As noted before, I love a biography of a 20th century brassy dame. Brooke Hauser's new book, Enter Helen, about pioneering Cosmopolitan editor Helen Gurley Brown, fits that bill beautifully. Gurley Brown is not an uncomplicated figure by modern feminist standards—her options on male/female relationships are, let's say, retro—but her true transformation from impoverished Arkansas "mouseburger" to the most powerful woman in media is deeply inspiring. Hauser doesn't just paint a moving and entertaining portrait of Gurley Brown, she also does a wonderful job contextualizing HGB against the backdrop of a changing American culture and the sexual revolution of the 1960s. A must-read piece of proto-feminist history.
Summer always means murder mysteries for me. The genre is such great beach reading, and also wonderful comfort reading for when you aren't at the beach. Last summer I went back to the origins of the modern detective novel and read lots of Victorian mysteries written by women, which were much less ladylike than you might think. This year I'm getting into mysteries written in the late 19th and early 20th century, like The Murder at the Vicarage by Agatha Christie. It was published in 1930, and contains the first appearance of one Miss Marple, although she is not the central character. It's narrated by the titular vicar, who describes her this way when she comes to tea with a friend:
Miss Marple is a white-haired old lady with a gentle, appealing manner — Miss Wetherby is a mixture of vinegar and gush. Of the two Miss Marple is the much more dangerous.
The characters also use words like "shemozzle," which is very enjoyable.
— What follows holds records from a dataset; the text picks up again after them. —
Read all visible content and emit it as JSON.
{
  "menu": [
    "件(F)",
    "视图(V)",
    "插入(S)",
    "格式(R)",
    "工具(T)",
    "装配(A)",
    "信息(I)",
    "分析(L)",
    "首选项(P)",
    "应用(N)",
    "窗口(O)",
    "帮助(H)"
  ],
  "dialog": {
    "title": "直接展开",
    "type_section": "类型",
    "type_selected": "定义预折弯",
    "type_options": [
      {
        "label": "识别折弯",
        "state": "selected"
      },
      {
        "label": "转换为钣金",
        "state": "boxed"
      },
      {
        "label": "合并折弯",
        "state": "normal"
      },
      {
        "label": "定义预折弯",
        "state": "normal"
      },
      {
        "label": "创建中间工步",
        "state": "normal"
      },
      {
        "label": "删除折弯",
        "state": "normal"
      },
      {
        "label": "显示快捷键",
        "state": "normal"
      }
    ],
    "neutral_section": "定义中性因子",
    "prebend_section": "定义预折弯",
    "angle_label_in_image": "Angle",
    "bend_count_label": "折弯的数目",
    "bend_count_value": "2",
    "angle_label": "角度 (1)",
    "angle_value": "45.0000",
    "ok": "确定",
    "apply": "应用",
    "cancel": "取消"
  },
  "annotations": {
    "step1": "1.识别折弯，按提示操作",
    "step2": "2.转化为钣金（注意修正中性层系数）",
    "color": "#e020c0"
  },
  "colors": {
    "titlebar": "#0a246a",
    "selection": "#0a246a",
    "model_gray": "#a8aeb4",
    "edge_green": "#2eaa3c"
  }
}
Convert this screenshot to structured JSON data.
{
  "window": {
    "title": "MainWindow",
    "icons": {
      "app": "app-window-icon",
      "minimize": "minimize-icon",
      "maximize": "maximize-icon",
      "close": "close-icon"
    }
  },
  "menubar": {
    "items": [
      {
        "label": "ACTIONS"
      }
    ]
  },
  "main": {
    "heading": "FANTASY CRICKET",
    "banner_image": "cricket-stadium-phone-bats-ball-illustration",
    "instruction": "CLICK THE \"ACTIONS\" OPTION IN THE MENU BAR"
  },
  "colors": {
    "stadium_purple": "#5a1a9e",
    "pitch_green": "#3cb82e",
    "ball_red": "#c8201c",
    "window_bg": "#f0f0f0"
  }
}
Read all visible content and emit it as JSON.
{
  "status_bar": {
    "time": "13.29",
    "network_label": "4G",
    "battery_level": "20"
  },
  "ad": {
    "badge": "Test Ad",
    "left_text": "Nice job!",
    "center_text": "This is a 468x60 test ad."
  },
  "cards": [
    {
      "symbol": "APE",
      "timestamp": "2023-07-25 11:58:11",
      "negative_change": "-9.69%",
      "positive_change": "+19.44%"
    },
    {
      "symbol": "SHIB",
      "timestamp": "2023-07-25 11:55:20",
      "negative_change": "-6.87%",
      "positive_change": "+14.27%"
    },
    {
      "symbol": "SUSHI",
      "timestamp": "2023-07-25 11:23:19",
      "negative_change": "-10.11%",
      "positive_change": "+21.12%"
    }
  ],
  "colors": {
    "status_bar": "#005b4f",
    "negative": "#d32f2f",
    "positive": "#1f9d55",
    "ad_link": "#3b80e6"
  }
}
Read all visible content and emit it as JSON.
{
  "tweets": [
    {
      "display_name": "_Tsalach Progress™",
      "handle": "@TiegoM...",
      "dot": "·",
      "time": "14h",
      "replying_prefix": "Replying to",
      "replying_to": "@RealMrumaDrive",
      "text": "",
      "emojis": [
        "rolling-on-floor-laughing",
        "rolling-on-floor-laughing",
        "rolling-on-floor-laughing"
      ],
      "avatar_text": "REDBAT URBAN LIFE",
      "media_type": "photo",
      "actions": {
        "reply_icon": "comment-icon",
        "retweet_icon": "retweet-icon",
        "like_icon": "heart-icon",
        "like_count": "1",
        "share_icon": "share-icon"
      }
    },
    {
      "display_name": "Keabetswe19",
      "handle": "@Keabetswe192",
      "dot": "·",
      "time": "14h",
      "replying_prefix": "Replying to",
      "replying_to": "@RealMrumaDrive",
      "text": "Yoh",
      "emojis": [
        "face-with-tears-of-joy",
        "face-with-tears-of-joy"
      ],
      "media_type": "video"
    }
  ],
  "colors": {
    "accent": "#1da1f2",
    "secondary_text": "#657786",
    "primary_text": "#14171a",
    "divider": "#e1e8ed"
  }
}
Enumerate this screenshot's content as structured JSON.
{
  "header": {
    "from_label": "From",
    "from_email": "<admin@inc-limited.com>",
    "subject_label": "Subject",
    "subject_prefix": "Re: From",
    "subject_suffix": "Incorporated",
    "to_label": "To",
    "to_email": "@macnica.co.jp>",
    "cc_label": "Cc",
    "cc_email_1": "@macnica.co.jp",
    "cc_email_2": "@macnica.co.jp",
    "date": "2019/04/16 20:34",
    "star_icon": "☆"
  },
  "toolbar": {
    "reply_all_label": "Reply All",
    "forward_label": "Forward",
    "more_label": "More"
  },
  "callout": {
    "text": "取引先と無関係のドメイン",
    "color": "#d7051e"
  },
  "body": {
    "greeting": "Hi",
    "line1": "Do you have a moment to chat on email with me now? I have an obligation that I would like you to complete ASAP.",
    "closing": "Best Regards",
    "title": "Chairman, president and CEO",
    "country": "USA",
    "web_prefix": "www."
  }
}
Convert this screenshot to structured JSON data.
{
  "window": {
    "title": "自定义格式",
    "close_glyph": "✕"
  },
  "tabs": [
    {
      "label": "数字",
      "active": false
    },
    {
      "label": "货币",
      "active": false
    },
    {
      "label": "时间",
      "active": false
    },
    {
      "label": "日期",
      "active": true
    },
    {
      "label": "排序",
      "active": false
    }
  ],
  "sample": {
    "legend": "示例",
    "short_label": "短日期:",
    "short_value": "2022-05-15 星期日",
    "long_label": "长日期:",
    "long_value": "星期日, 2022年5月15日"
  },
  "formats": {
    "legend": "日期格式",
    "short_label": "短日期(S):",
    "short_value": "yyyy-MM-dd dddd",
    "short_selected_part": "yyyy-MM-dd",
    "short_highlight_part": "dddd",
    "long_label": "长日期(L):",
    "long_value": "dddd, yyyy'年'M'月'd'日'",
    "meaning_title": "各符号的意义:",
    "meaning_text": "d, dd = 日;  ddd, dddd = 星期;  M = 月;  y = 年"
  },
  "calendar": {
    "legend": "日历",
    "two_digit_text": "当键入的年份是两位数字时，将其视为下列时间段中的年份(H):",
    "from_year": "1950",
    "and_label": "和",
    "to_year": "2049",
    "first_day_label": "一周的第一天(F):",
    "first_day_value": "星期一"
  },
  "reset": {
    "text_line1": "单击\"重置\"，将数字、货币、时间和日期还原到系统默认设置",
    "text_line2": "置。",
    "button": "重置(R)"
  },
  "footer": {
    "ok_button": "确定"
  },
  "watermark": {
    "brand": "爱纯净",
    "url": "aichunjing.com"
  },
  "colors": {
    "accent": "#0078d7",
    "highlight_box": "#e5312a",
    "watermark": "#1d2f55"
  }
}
I'm about a chapter in and loving it—the best part is knowing I've got 12 more Marple novels to read after this.